Brief:
Copy each line of the records below that has "Mini" in it.

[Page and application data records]

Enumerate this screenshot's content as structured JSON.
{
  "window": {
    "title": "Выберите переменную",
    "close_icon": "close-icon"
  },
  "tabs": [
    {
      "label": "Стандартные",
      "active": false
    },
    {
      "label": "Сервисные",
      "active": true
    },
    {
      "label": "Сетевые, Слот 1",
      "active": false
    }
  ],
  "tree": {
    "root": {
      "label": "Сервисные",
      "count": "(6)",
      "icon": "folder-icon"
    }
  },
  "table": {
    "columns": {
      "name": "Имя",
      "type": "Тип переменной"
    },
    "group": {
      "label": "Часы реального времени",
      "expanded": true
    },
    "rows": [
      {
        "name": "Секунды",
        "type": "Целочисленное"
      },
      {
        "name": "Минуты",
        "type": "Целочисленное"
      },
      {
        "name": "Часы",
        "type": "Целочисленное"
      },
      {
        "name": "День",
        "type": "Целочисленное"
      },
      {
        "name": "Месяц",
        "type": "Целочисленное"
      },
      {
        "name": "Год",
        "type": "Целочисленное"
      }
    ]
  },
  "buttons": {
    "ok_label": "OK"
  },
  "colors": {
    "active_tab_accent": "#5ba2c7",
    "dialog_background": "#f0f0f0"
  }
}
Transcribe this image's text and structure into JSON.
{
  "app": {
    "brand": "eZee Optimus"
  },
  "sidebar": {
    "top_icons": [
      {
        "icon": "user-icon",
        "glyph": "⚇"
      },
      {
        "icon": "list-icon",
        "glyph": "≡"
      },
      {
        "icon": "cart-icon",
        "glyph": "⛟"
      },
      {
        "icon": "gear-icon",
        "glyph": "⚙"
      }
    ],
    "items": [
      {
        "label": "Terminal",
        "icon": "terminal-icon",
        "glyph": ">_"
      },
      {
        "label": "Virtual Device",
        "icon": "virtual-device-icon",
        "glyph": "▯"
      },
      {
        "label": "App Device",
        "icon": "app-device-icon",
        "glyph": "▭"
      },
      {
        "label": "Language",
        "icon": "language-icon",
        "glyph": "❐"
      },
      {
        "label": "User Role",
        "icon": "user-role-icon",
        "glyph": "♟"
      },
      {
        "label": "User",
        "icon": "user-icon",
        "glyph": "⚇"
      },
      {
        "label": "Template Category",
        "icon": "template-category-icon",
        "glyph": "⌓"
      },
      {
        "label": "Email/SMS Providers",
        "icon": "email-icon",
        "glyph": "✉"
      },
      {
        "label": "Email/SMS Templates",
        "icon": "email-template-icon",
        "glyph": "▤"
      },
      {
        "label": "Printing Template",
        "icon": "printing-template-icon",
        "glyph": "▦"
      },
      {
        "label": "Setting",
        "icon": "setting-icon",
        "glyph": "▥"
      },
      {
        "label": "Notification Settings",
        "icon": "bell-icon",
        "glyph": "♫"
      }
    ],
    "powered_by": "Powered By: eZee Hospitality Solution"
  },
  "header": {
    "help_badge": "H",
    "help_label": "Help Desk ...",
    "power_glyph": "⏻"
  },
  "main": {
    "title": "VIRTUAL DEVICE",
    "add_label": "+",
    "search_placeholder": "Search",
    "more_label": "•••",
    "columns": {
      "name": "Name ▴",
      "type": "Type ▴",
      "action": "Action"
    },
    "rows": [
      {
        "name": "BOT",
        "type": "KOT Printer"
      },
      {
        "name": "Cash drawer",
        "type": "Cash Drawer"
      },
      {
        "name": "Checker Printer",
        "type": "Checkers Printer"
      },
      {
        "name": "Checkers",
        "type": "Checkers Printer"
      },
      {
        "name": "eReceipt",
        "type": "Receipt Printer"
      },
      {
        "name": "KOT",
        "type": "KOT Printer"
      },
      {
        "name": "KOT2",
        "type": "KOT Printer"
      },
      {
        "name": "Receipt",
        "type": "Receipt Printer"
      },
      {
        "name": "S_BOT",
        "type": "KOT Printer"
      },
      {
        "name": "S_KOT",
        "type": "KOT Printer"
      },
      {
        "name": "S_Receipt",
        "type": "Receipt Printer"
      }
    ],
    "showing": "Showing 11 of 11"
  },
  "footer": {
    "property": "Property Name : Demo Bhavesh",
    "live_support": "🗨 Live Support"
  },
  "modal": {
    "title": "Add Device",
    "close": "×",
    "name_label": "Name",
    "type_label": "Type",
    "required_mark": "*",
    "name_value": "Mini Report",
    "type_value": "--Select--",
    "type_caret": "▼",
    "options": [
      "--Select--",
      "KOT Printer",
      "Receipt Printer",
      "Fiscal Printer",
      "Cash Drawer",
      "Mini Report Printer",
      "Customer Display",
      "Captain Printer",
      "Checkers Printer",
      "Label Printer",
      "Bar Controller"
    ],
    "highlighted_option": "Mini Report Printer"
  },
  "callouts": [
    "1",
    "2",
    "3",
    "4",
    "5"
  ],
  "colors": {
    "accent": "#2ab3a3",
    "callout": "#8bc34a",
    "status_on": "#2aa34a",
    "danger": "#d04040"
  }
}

Solution to this problem:
    "name_value": "Mini Report",
      "Mini Report Printer",
    "highlighted_option": "Mini Report Printer"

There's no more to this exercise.